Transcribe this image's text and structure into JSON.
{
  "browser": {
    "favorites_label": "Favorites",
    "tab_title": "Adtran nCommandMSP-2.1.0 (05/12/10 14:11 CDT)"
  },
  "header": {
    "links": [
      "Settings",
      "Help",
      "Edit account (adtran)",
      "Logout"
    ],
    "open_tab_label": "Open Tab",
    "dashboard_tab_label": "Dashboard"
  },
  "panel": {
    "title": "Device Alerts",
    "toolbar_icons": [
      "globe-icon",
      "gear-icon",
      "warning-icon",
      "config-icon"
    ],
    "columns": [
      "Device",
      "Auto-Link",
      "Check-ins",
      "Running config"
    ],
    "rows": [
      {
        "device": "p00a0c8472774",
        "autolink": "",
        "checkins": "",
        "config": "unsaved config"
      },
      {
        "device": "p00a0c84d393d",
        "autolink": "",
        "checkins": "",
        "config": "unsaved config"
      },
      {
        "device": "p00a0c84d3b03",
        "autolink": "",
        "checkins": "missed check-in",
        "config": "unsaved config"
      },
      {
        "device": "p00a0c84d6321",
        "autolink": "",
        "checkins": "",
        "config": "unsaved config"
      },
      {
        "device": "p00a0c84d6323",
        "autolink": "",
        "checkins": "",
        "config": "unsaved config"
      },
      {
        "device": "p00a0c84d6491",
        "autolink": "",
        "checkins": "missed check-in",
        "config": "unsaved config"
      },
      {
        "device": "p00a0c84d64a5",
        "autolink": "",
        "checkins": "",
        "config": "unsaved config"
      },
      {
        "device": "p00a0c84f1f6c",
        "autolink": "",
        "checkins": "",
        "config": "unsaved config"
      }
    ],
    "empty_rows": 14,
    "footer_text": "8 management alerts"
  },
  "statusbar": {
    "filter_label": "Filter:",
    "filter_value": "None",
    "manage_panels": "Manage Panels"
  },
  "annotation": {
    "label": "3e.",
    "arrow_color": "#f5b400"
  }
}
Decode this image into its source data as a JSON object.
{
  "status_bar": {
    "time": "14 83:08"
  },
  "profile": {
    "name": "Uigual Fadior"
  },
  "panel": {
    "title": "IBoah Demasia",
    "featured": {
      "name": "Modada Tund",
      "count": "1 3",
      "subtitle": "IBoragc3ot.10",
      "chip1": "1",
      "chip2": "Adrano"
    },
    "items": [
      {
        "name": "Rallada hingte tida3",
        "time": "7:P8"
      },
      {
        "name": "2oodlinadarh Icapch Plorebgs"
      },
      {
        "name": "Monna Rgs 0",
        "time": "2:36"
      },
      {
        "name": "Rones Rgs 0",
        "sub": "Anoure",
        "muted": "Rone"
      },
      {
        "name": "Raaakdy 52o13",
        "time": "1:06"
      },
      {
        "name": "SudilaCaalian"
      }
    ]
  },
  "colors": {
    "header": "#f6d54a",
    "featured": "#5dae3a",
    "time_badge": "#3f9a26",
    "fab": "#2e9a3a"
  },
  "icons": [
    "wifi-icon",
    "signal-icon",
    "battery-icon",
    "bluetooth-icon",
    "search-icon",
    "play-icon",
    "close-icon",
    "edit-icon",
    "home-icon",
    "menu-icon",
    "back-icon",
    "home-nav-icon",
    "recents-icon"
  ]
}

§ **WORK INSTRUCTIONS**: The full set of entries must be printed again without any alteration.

§ **REPLY TO THE TASK**:
Transcribe this image's text and structure into JSON.
{
  "browser": {
    "favorites_label": "Favorites",
    "tab_title": "Adtran nCommandMSP-2.1.0 (05/12/10 14:11 CDT)"
  },
  "header": {
    "links": [
      "Settings",
      "Help",
      "Edit account (adtran)",
      "Logout"
    ],
    "open_tab_label": "Open Tab",
    "dashboard_tab_label": "Dashboard"
  },
  "panel": {
    "title": "Device Alerts",
    "toolbar_icons": [
      "globe-icon",
      "gear-icon",
      "warning-icon",
      "config-icon"
    ],
    "columns": [
      "Device",
      "Auto-Link",
      "Check-ins",
      "Running config"
    ],
    "rows": [
      {
        "device": "p00a0c8472774",
        "autolink": "",
        "checkins": "",
        "config": "unsaved config"
      },
      {
        "device": "p00a0c84d393d",
        "autolink": "",
        "checkins": "",
        "config": "unsaved config"
      },
      {
        "device": "p00a0c84d3b03",
        "autolink": "",
        "checkins": "missed check-in",
        "config": "unsaved config"
      },
      {
        "device": "p00a0c84d6321",
        "autolink": "",
        "checkins": "",
        "config": "unsaved config"
      },
      {
        "device": "p00a0c84d6323",
        "autolink": "",
        "checkins": "",
        "config": "unsaved config"
      },
      {
        "device": "p00a0c84d6491",
        "autolink": "",
        "checkins": "missed check-in",
        "config": "unsaved config"
      },
      {
        "device": "p00a0c84d64a5",
        "autolink": "",
        "checkins": "",
        "config": "unsaved config"
      },
      {
        "device": "p00a0c84f1f6c",
        "autolink": "",
        "checkins": "",
        "config": "unsaved config"
      }
    ],
    "empty_rows": 14,
    "footer_text": "8 management alerts"
  },
  "statusbar": {
    "filter_label": "Filter:",
    "filter_value": "None",
    "manage_panels": "Manage Panels"
  },
  "annotation": {
    "label": "3e.",
    "arrow_color": "#f5b400"
  }
}
Decode this image into its source data as a JSON object.
{
  "status_bar": {
    "time": "14 83:08"
  },
  "profile": {
    "name": "Uigual Fadior"
  },
  "panel": {
    "title": "IBoah Demasia",
    "featured": {
      "name": "Modada Tund",
      "count": "1 3",
      "subtitle": "IBoragc3ot.10",
      "chip1": "1",
      "chip2": "Adrano"
    },
    "items": [
      {
        "name": "Rallada hingte tida3",
        "time": "7:P8"
      },
      {
        "name": "2oodlinadarh Icapch Plorebgs"
      },
      {
        "name": "Monna Rgs 0",
        "time": "2:36"
      },
      {
        "name": "Rones Rgs 0",
        "sub": "Anoure",
        "muted": "Rone"
      },
      {
        "name": "Raaakdy 52o13",
        "time": "1:06"
      },
      {
        "name": "SudilaCaalian"
      }
    ]
  },
  "colors": {
    "header": "#f6d54a",
    "featured": "#5dae3a",
    "time_badge": "#3f9a26",
    "fab": "#2e9a3a"
  },
  "icons": [
    "wifi-icon",
    "signal-icon",
    "battery-icon",
    "bluetooth-icon",
    "search-icon",
    "play-icon",
    "close-icon",
    "edit-icon",
    "home-icon",
    "menu-icon",
    "back-icon",
    "home-nav-icon",
    "recents-icon"
  ]
}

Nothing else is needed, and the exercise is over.